If I think of life as a dangerous experience, then I’m awarded with excitement. The drawback to this perspective is the potential for anxiety. But if I’m unable to amuse myself in any other way, fear is a great cure for boredom.
If I think of life as a peaceful experience, then I’m awarded with ease. The drawback to this perspective is the potential for boredom. But as long as I have a hobby or creative pursuit, I’ll have something to keep me busy.
If life is a simulation, we might readily select the dangerous experience option. Boredom is the enemy of an eternal being. Any game that becomes boring becomes unplayable. But whether the danger is real or simply perceived is a different question.

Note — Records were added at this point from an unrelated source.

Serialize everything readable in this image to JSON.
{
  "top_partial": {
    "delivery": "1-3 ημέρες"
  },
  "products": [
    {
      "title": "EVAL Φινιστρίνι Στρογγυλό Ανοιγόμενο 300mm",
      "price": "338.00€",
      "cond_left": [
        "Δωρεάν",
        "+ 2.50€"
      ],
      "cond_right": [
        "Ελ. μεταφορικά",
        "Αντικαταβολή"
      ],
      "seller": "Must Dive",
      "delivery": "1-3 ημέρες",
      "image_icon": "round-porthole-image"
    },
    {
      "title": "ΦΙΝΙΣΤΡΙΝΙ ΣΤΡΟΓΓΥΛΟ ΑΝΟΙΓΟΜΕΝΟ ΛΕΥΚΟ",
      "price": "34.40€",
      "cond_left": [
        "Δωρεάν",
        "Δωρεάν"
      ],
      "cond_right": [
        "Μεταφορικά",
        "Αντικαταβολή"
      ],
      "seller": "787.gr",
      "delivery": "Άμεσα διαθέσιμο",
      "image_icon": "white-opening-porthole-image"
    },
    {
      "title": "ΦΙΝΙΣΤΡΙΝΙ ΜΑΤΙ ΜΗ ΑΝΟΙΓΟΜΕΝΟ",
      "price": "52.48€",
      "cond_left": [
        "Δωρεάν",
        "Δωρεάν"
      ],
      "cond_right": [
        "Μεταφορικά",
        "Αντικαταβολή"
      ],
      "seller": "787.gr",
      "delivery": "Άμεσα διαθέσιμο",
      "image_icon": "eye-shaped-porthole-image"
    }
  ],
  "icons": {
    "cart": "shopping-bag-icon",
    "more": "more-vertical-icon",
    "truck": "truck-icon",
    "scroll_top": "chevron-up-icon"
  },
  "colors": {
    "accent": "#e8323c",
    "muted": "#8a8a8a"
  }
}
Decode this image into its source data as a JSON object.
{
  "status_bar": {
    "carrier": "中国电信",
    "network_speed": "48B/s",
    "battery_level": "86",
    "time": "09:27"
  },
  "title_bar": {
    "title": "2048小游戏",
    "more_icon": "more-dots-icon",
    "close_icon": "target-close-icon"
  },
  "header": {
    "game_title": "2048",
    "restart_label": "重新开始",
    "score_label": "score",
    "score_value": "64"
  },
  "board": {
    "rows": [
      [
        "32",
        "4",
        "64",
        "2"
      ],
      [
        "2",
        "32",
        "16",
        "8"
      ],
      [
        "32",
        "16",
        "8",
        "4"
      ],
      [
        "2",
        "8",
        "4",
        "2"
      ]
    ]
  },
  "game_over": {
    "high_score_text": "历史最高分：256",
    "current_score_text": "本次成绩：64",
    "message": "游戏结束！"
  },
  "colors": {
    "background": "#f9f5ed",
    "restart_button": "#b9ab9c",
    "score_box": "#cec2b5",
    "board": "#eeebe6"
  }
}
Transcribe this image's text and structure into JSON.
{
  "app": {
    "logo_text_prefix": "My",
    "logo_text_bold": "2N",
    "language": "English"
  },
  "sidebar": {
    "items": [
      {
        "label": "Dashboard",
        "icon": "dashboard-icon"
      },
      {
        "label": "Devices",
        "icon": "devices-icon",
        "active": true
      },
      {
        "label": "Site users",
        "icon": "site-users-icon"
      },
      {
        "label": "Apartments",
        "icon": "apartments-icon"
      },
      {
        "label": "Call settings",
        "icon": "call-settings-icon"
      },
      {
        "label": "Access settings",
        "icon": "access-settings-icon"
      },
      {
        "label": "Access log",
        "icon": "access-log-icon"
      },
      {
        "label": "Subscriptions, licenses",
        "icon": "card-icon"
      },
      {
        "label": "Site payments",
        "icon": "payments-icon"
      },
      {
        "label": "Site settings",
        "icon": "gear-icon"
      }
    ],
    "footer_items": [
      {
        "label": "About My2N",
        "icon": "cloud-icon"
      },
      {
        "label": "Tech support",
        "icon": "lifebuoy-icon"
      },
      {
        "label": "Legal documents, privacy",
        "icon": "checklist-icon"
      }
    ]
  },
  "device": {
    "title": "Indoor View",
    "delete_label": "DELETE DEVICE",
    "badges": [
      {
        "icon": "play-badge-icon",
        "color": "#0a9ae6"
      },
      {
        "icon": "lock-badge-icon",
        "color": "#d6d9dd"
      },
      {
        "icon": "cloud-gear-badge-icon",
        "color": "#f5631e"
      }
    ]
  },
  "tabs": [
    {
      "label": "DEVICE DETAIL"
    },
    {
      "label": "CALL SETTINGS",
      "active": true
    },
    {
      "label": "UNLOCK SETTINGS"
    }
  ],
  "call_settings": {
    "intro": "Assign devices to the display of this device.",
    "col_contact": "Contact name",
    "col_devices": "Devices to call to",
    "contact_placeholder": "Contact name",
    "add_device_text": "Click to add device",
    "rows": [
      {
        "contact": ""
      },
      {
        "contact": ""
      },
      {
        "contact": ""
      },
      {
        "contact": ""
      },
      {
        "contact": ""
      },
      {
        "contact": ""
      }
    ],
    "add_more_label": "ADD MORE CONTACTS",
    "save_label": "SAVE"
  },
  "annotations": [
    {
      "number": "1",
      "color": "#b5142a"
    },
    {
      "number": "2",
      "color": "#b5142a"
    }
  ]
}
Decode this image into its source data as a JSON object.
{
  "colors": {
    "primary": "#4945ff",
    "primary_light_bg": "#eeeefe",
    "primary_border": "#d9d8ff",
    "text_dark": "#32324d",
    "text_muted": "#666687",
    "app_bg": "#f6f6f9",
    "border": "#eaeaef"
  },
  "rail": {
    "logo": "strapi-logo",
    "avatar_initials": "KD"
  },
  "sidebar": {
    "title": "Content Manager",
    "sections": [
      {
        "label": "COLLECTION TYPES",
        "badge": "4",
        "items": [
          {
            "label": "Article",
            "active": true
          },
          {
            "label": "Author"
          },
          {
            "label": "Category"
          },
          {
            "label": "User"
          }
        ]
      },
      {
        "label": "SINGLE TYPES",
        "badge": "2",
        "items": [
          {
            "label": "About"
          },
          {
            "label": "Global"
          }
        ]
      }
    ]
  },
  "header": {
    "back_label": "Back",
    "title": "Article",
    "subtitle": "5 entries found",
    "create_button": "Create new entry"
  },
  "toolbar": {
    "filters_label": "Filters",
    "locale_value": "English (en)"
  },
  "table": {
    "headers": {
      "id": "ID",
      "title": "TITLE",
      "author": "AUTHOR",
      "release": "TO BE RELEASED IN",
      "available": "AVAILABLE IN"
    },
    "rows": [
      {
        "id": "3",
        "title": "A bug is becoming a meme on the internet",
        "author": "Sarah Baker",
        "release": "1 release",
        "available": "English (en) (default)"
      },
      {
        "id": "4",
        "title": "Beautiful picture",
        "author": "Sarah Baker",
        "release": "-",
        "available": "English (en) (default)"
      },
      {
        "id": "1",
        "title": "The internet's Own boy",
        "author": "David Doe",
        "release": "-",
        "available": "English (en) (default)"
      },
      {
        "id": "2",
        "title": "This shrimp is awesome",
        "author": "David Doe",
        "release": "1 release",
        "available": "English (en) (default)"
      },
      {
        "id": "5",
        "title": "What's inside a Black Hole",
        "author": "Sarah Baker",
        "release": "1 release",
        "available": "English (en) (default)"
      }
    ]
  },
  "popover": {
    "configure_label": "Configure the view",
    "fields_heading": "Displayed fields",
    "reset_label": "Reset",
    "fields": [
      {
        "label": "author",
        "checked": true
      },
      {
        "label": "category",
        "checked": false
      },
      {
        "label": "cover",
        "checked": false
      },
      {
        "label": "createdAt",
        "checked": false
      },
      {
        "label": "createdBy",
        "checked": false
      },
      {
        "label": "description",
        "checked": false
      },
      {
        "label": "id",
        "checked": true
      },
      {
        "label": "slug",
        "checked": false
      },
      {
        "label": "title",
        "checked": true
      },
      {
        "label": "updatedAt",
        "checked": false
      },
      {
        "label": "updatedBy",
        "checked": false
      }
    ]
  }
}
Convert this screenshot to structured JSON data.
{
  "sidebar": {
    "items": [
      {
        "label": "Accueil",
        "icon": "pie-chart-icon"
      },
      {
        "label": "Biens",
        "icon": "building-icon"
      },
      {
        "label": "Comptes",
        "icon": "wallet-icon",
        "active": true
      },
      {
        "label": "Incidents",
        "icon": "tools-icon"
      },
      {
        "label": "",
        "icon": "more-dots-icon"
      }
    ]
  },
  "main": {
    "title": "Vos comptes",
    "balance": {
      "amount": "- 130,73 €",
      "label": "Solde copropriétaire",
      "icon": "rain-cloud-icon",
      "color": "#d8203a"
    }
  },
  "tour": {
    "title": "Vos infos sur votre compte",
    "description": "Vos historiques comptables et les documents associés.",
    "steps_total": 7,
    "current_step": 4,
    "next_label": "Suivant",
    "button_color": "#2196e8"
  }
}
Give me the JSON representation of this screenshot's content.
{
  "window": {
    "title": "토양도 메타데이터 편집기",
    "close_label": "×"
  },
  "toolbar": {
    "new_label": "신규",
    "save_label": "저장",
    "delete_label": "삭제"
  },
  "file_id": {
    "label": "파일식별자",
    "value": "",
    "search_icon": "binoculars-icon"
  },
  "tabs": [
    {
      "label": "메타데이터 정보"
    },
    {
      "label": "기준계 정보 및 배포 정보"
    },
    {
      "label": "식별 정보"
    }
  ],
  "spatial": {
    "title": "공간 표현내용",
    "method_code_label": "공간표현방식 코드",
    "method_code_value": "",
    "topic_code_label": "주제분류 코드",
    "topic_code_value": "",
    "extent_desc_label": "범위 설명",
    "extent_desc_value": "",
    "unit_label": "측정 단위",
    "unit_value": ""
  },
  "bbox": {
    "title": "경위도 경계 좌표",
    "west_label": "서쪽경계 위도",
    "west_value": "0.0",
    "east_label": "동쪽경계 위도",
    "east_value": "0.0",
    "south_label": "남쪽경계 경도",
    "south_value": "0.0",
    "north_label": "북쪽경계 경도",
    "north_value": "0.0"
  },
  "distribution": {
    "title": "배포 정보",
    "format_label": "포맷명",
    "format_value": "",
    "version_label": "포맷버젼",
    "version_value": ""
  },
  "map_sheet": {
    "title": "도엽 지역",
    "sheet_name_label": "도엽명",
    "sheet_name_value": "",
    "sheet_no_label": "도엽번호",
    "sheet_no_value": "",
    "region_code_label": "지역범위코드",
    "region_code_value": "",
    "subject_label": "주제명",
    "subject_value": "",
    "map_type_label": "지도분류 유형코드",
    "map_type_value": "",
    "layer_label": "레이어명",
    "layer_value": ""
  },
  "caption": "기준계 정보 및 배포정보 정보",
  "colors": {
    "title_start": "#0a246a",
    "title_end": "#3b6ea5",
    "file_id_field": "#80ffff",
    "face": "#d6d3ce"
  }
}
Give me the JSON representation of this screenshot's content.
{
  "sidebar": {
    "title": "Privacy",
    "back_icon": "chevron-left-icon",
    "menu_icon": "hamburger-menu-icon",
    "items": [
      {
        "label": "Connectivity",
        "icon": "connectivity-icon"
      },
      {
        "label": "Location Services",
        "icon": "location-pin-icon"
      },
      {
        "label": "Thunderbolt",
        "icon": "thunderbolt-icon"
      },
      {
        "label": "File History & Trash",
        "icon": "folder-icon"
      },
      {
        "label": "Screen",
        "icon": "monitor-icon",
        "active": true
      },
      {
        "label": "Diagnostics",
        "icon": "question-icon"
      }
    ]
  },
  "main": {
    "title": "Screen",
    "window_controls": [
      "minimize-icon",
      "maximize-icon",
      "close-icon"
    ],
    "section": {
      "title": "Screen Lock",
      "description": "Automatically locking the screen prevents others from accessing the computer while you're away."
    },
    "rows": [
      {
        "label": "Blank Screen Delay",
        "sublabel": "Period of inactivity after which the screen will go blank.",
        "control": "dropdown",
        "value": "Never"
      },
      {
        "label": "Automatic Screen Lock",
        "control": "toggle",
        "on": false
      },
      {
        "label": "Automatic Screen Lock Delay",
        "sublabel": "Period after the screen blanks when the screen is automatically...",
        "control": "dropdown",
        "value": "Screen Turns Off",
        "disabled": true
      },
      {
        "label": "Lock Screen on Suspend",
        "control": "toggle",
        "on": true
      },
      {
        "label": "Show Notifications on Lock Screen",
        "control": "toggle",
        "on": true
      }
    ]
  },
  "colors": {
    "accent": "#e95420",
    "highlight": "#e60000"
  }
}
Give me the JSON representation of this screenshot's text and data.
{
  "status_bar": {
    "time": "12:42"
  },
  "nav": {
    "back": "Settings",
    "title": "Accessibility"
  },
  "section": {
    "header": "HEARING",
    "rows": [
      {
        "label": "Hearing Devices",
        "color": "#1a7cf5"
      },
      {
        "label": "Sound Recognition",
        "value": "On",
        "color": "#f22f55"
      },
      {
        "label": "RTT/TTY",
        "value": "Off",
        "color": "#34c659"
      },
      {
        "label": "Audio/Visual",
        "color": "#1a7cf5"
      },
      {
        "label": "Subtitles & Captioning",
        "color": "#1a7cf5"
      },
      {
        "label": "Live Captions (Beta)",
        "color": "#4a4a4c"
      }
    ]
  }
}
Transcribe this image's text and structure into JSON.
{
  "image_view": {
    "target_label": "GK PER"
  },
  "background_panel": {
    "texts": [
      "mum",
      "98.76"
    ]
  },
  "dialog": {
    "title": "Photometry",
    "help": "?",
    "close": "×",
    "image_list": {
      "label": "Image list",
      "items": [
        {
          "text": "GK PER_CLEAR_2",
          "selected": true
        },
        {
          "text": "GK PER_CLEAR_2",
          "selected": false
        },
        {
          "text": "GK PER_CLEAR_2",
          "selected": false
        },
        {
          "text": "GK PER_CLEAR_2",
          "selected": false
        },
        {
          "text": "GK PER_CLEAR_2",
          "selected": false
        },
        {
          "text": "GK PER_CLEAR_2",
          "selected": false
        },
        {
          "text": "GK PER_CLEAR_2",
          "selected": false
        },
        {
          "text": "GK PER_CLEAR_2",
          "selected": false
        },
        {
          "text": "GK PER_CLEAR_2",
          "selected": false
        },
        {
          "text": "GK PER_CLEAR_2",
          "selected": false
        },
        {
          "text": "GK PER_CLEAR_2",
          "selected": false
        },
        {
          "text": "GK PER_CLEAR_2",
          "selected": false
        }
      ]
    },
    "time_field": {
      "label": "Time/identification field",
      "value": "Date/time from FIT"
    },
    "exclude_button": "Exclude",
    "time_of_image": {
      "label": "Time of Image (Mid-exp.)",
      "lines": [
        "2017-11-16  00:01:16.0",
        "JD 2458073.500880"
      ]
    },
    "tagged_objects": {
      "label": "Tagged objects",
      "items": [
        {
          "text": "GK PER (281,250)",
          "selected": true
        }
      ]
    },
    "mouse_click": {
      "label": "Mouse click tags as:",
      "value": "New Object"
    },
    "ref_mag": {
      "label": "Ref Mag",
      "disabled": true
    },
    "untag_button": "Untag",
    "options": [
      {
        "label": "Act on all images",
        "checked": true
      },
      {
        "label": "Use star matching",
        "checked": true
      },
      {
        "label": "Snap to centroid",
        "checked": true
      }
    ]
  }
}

So unless we cultivate in ourselvelf the ability to self-amuse with the mundane, then we are truly getting what we wish for when the intensity is turned up high. A tranquil life requires the capacity to derive joy from stillness (like meditation for instance).
There’s an imbalance, an underlying dissatisfaction to life, because that is exactly what we want. Every story or game has something “wrong” that requires resolution. We don’t want to cure the imbalance but simply ride the slide it creates.